▸ **WHAT THIS TASK INVOLVES**
Compute how many lines in the records below contain the string "icon" and give that number without other output.

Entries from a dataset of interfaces

........

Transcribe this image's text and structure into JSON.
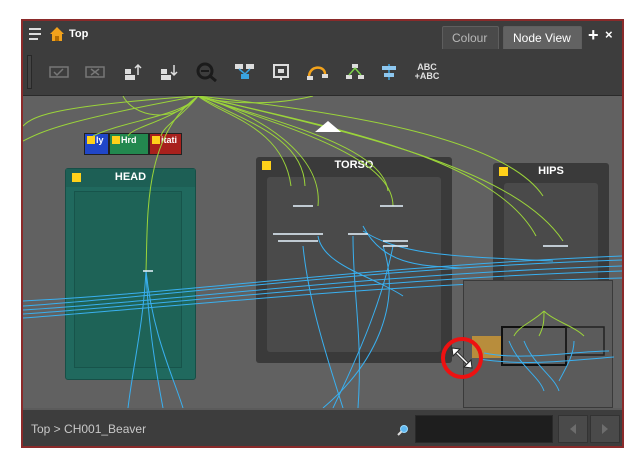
{
  "window": {
    "title": "Top",
    "tabs": [
      {
        "label": "Colour",
        "active": false
      },
      {
        "label": "Node View",
        "active": true
      }
    ],
    "add_label": "+",
    "close_label": "×"
  },
  "toolbar": {
    "buttons": [
      {
        "icon": "enable-node-icon"
      },
      {
        "icon": "disable-node-icon"
      },
      {
        "icon": "move-up-icon"
      },
      {
        "icon": "move-down-icon"
      },
      {
        "icon": "zoom-out-icon"
      },
      {
        "icon": "group-nodes-icon"
      },
      {
        "icon": "backdrop-icon"
      },
      {
        "icon": "cable-icon"
      },
      {
        "icon": "arrange-icon"
      },
      {
        "icon": "align-icon"
      },
      {
        "icon": "rename-icon",
        "label": "ABC\n+ABC"
      }
    ]
  },
  "canvas": {
    "backdrops": [
      {
        "name": "HEAD",
        "color": "#20695e"
      },
      {
        "name": "TORSO",
        "color": "#3a3a3a"
      },
      {
        "name": "HIPS",
        "color": "#3a3a3a"
      }
    ],
    "small_nodes": [
      "Eye",
      "Hand",
      "Station"
    ],
    "small_node_labels": [
      "ly",
      "Hrd",
      "itati"
    ]
  },
  "statusbar": {
    "breadcrumb": "Top > CH001_Beaver",
    "search_placeholder": ""
  },
  "colors": {
    "green_link": "#9bd43a",
    "blue_link": "#39b0f0",
    "highlight": "#e11111",
    "swatch": "#ffd11a"
  }
}
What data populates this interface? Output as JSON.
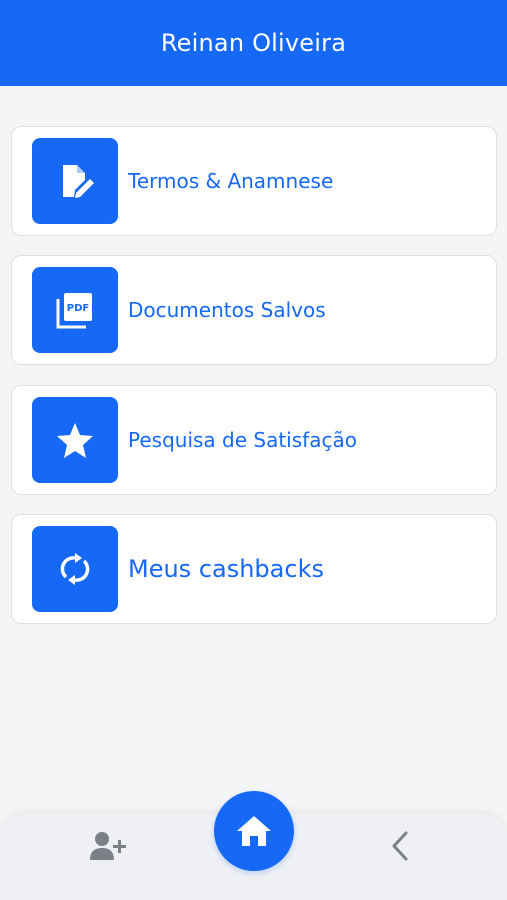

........

▸ **ANSWER TO THE EXERCISE**
11